The original slot machines were actually created around the idea of the poker game. Winning results were based on the poker card combinations. The games were coin-operated and created in Brooklyn by the Sittman and Pitt company in the latter part of the 19 th century. Unlike today’s slot machines though players didn’t win cash, but because the games were normally in bars and restaurants, they won free prizes in the form of liquor or tobacco. The games were instantly a huge success.
Here’s how the original slot machines worked. A player puts a coin into the slot and then pulls the handle activating a mechanism that would spin a series of drums that were decorated with pictures of different poker cards on them. When the drums came to a stop the “cards” it stopped on would be the players poker hand. The combination of cards would determine whether a player won or lost and what kind of prize they would win. To rig the game in favour of the bar owner the Jack of Hearts and Ten of Spades were removed from the drums in order to reduce the chance of a player winning.
While these poker-based slot machines were the originals, Charles Fey developed the more famous version of the slot machine. The Liberty Bell was created in 1887 and had a huge impact on the market. The Liberty Bell also relied upon playing card symbols at first, but added stars, horseshoes, and bells. The machines was such a success that in a few short years Fey was working constantly to fill the orders he was receiving so he joined up with the Mills Novelty Company.

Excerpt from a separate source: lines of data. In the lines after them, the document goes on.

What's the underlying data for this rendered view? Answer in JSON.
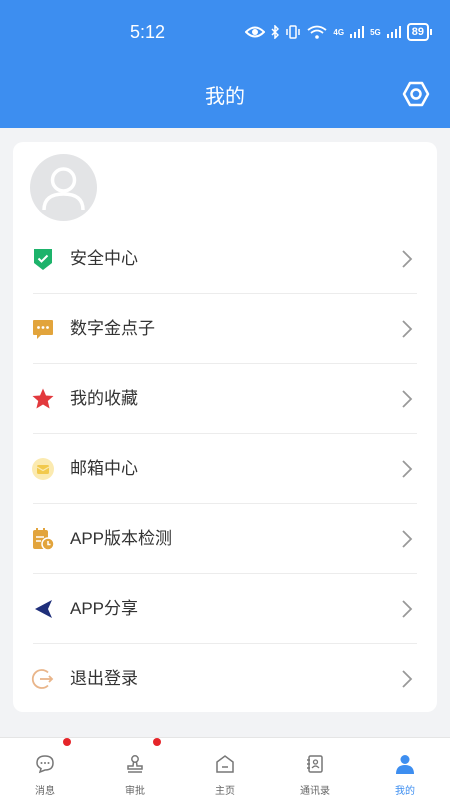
{
  "status_bar": {
    "time": "5:12",
    "net_4g": "4G",
    "net_5g": "5G",
    "battery": "89"
  },
  "header": {
    "title": "我的"
  },
  "menu": {
    "items": [
      {
        "label": "安全中心",
        "icon": "shield-check-icon"
      },
      {
        "label": "数字金点子",
        "icon": "chat-bubble-icon"
      },
      {
        "label": "我的收藏",
        "icon": "star-icon"
      },
      {
        "label": "邮箱中心",
        "icon": "mail-icon"
      },
      {
        "label": "APP版本检测",
        "icon": "version-check-icon"
      },
      {
        "label": "APP分享",
        "icon": "share-icon"
      },
      {
        "label": "退出登录",
        "icon": "logout-icon"
      }
    ]
  },
  "tabbar": {
    "items": [
      {
        "label": "消息",
        "icon": "message-icon",
        "badge": true
      },
      {
        "label": "审批",
        "icon": "stamp-icon",
        "badge": true
      },
      {
        "label": "主页",
        "icon": "home-icon",
        "badge": false
      },
      {
        "label": "通讯录",
        "icon": "contacts-icon",
        "badge": false
      },
      {
        "label": "我的",
        "icon": "person-icon",
        "badge": false,
        "active": true
      }
    ]
  },
  "colors": {
    "brand": "#3d8ef0",
    "shield": "#1db36b",
    "gold": "#e2a43c",
    "star": "#e2393d",
    "mail": "#f2c94c",
    "share": "#1f2f7a",
    "logout": "#e9b58a",
    "badge": "#e5252a"
  }
}
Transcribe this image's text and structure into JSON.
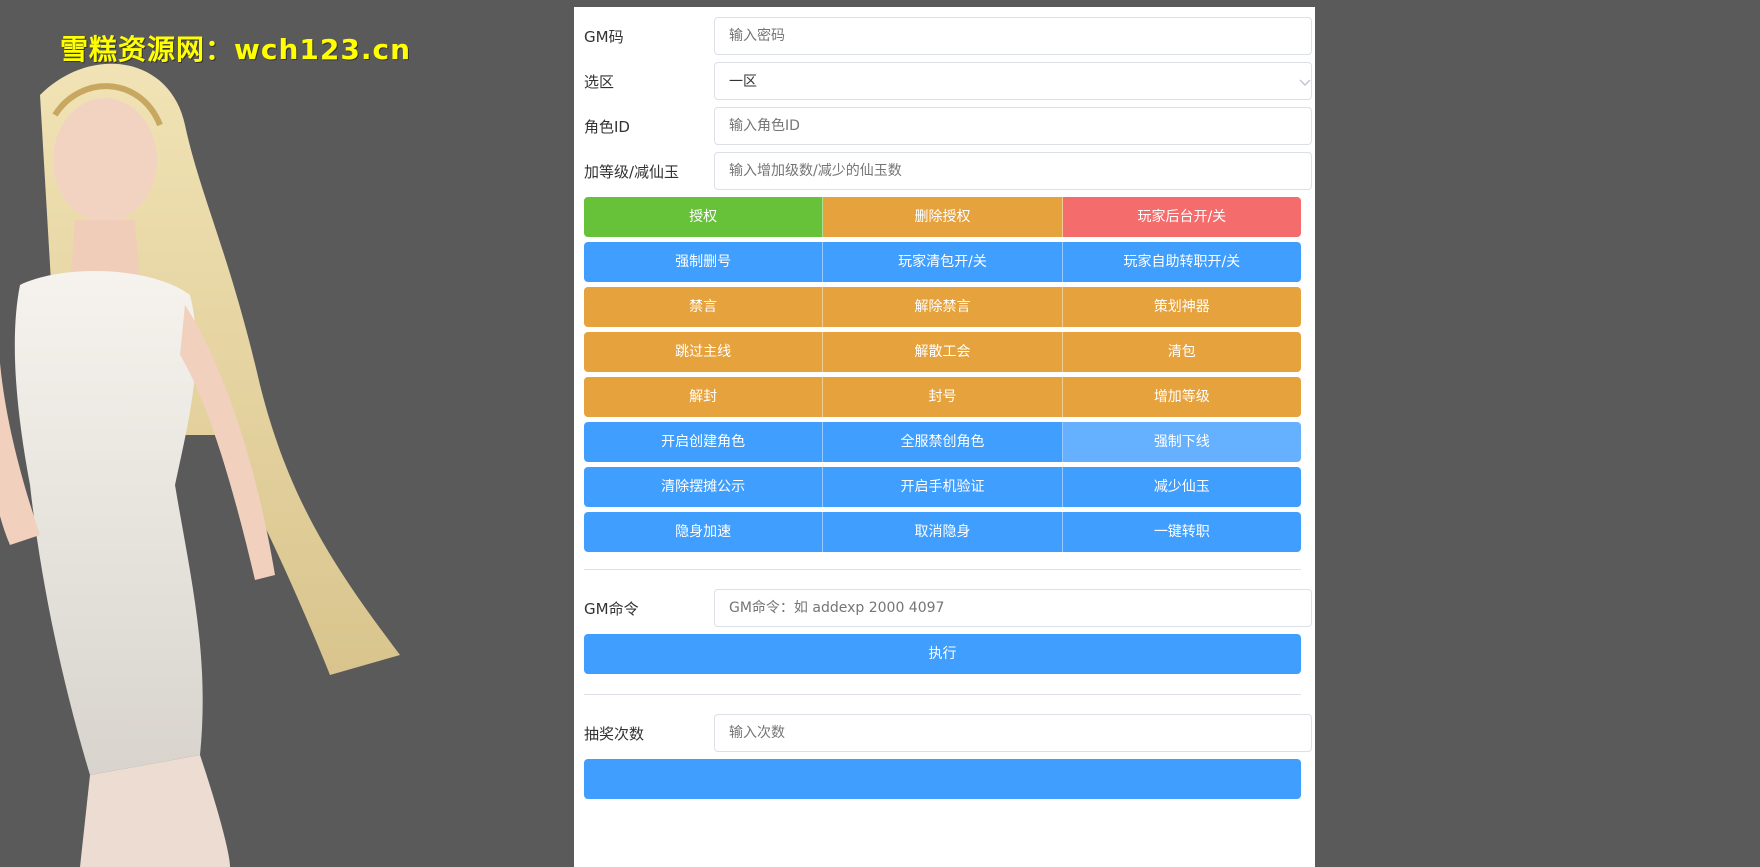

Fey’s part in the creation of video poker was the “draw” feature which allowed a player to use some of their poker skills instead of relying completely on the luck of the draw. This addition meant a player could hold onto the results of some drums after one spin while spinning the others with the pull of the handle. This combination was the first “hold and draw” action in a slot machine.